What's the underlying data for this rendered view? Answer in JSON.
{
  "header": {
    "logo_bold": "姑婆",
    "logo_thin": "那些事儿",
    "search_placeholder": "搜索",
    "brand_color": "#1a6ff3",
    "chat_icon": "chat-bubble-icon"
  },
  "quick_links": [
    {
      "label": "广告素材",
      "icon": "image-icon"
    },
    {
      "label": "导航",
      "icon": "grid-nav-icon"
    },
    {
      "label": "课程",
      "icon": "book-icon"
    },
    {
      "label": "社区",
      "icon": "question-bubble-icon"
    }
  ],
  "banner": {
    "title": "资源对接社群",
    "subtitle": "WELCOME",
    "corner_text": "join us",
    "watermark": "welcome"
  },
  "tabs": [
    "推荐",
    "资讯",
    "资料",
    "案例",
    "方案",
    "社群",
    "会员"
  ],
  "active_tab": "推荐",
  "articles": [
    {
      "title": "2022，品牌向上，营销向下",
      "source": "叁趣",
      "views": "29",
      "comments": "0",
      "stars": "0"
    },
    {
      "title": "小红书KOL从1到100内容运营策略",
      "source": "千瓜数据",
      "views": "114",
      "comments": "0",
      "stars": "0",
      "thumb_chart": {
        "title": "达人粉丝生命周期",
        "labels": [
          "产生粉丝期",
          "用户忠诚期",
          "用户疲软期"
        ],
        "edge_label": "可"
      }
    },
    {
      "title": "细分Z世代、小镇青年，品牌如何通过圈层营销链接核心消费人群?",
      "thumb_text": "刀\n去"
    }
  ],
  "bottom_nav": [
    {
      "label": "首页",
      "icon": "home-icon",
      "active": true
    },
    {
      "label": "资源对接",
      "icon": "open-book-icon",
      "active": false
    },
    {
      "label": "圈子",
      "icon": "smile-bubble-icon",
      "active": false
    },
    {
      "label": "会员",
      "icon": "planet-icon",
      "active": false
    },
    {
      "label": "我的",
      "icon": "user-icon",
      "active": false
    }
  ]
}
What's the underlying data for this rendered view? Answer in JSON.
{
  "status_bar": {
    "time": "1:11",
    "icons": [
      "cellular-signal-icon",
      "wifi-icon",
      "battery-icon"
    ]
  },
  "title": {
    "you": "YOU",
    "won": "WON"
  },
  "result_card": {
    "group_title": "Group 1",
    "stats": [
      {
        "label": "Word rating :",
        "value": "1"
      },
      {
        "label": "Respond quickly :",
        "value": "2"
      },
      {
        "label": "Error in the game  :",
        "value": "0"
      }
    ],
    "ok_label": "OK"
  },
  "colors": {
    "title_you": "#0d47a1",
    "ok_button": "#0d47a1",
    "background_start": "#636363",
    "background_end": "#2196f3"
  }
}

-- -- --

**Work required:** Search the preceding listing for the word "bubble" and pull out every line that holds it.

**Solution for this exercise:**
    "chat_icon": "chat-bubble-icon"
      "icon": "question-bubble-icon"
      "icon": "smile-bubble-icon",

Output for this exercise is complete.